if it was not done the MCB (or fuse) would provide the safety required
| "Owain" wrote
| > "Jerry." wrote
| > | Well you learn something everyday, so some 2.5mm FT&E is suitable for
| > | use as a spur off a 30 amp ring circuit and some isn't......
| > I didn't say 2.5mm wasn't suitable as a spur off a 30/32A ring circuit.
| > said it wasn't suitable as a spur off a 32A general purpose radial
| I know you didn't, but you implied that because it was 'fused' (MCB) at 32
| amps 2.5mm wasn't suitable, I asked what the difference was between a spur
| off a 32 amp radial and a 32 amp ring circuit.
The difference is that a spur off a 32A ring cannot be used to supply
further sockets. A 'spur' off a radial circuit can be, and must be suitable
for the full circuit loading. A 32A radial must be wired in >4mm and that
means the entire circuit.
| But that is not what was said, you told the OP that he should use ">4mm

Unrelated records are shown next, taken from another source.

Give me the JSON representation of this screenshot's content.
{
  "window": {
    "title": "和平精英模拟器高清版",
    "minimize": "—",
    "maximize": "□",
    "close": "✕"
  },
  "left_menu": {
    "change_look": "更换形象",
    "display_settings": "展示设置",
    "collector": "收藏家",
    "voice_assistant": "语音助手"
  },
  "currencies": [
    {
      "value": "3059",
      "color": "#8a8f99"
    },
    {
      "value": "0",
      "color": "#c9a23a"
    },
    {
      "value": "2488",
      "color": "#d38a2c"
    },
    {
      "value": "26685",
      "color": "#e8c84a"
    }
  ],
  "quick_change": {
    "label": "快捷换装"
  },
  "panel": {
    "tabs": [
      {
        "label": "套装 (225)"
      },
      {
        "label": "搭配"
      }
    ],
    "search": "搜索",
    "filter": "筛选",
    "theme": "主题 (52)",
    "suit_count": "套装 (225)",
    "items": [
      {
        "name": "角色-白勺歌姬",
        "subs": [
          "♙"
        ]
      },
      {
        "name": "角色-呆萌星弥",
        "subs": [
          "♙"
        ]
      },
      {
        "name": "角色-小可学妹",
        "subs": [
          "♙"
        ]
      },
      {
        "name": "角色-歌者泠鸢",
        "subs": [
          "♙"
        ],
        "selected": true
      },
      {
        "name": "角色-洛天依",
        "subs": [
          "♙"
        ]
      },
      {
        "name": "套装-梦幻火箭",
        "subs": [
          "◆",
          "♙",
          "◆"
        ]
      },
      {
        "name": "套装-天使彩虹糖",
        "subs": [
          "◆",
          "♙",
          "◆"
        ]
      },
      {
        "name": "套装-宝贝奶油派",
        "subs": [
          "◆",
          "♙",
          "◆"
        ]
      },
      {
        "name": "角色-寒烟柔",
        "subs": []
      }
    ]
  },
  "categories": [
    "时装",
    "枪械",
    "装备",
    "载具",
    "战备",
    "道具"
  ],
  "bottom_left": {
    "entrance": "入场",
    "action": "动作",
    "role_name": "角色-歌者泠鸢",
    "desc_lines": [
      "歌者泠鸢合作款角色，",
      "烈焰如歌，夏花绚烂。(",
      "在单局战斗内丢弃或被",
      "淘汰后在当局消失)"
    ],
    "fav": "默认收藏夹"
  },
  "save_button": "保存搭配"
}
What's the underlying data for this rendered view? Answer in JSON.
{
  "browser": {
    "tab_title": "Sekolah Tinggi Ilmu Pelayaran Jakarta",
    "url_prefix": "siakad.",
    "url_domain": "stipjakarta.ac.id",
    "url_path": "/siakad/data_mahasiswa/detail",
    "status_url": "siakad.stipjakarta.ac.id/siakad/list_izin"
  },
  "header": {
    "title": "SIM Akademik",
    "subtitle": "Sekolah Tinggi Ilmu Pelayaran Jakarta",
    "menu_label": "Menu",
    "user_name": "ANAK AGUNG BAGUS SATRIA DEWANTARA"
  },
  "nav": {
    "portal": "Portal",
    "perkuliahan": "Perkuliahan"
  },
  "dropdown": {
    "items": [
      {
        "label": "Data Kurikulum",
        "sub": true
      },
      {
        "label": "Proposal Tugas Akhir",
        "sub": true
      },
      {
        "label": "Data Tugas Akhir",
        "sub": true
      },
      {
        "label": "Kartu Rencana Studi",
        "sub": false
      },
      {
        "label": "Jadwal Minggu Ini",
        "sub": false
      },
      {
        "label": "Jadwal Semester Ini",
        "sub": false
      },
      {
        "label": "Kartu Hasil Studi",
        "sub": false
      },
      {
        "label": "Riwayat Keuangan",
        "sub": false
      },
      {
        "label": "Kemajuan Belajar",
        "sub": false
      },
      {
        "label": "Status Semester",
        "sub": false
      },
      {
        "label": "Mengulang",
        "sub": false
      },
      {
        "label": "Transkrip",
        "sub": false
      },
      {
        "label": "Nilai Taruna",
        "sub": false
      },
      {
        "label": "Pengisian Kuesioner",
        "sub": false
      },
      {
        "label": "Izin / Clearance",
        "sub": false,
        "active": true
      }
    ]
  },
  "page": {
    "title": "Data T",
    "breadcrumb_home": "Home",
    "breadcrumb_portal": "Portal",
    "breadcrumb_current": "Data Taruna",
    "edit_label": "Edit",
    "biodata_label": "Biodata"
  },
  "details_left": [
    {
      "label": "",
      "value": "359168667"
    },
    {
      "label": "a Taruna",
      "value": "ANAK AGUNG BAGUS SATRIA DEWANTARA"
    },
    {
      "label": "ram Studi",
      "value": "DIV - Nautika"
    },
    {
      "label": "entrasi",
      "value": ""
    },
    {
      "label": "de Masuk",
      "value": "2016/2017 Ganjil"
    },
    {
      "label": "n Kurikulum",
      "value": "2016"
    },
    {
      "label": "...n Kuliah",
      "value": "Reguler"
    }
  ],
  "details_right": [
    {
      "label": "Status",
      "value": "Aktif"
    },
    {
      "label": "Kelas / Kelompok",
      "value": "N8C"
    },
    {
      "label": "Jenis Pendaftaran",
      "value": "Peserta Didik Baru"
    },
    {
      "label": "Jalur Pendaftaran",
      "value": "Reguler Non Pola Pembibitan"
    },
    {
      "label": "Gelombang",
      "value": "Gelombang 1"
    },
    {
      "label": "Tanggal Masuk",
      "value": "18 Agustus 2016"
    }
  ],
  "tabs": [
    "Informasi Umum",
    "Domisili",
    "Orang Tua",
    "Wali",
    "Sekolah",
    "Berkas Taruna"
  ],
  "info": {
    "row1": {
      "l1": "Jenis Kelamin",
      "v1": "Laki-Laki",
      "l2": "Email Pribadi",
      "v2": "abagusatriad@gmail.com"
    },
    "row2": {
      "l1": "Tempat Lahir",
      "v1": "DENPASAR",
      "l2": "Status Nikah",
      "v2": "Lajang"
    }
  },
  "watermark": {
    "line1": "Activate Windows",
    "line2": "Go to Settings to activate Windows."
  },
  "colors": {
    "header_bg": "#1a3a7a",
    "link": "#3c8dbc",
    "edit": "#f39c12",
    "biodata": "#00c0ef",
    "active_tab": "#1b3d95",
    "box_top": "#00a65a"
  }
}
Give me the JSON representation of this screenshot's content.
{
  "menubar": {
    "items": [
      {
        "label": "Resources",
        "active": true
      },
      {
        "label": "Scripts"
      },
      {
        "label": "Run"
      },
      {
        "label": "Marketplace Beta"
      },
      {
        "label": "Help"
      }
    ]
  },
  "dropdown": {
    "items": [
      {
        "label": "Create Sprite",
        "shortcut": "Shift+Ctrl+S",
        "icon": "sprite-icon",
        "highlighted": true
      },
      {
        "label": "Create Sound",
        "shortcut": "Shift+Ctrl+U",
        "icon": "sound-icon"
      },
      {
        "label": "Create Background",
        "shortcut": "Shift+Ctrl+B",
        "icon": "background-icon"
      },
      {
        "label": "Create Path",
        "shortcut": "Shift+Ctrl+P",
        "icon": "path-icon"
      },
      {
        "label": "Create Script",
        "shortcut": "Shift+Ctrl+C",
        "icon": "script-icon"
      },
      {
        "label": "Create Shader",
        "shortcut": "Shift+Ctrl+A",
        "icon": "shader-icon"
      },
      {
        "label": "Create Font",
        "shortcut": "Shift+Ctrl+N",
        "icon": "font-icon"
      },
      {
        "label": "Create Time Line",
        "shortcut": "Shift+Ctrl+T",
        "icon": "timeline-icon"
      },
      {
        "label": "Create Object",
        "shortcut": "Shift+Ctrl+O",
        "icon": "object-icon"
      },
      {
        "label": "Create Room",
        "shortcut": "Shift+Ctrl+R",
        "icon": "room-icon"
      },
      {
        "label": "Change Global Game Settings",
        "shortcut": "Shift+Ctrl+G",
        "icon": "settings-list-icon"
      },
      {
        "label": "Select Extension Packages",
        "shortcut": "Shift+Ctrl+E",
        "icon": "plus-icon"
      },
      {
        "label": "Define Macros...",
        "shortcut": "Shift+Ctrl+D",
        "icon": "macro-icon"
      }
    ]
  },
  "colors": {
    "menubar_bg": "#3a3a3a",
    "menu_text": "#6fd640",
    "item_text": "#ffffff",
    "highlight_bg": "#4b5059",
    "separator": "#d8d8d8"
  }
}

| cable as a 30A radial, or change the MCB to 20A and you can then use
| cable as a 20A radial", which is not the same as you have said above.
Those are the two standard circuit arrangements for radial circuits feeding
| I know of a situation were a built in oven in supplied via a 32A
| DP switch and a single 13 amp socket is supplied via a spur from the
| (radial) 32 amp (cooker) circuit to supply the built in microwave oven
| (which is above the oven BTW) - both are isolated if the 32A DT switch is
| off. Both outlets are within 24 inches of each other. Are you saying that
| this is wrong?
It depends exactly on how it is wired, and it isn't a standard circuit, but
it sounds acceptable. However, the difference is that this circuit is
supplying only 2 appliances.
OK, thanks, it looks like the regs for radial circuits are more fool proof
than those for ring circuits, as was pointed out any 'Joe Bodger & Son'
could add more outlets to a spur off a ring and cause an overload situation.
| > Yes, but 2.5mm cable might only be suitable for 20A (dependent of
| > installation method), so it is required that the load won't draw that.
| > A single socket is limited to 13A, whilst you should assume 20A for
| > a double socket. Start to have multiple sockets and it would be
| > easy to exceed the 20A cable rating without tripping the 30/32A MCB.
| Either I've missed something or you maths doesn't add up, a (double)
| 13 amp socket could need to draw 25 amps, two 3Kw load @ 12.5 amps on
| each outlet
The 32A ring circuit was designed for general purpose use in the 1940s, and
it would be quite unlikely to have 2 3kW heaters plugged in at the same
point. Now it's quite possible for a washing machine and tumble dryer to be
plugged into the same double point on a utility room spur, which is a
failing of the person who installed a double socket spur into a utility room
to anticipate the likely use of the installation.
Agreed. But that's what the regs allow. Double sockets are considered to
be single ones for the purpose of calculations; it is 'unlikely' that
both sockets would be required to supply a full 13A (the limits on floor
area are a factor in this).
Christian's 'you should assume 20A for a double socket' is not his
estimate, but what the regs effectively say.
First as the OP, thanks for all the replies, wasn't expecting quite so
much discussion to come out. Maybe I need to be clearer about the actual
Currently there is a 30A circuit feeding a cooker point with built in
13A socket, after some rearrangements in the kitchen the built in 13A
socket is no longer usable as it's no longer in a convenient position.
The 13A spur I was proposing to run in would be about two feet long and
feed a microwave and maybe foodmixer, so no high power loads. What I was
wondering was whether it was permissible to do this, which I'd prefer to
the alternative of simply plugging a two foot extension lead into the
built in socket, which would look rather untidy.
HomeOwnersHub.com is a website for homeowners and building and maintenance pros. It is not affiliated with any of the manufacturers or service providers discussed here.
All logos and trade names are the property of their respective owners.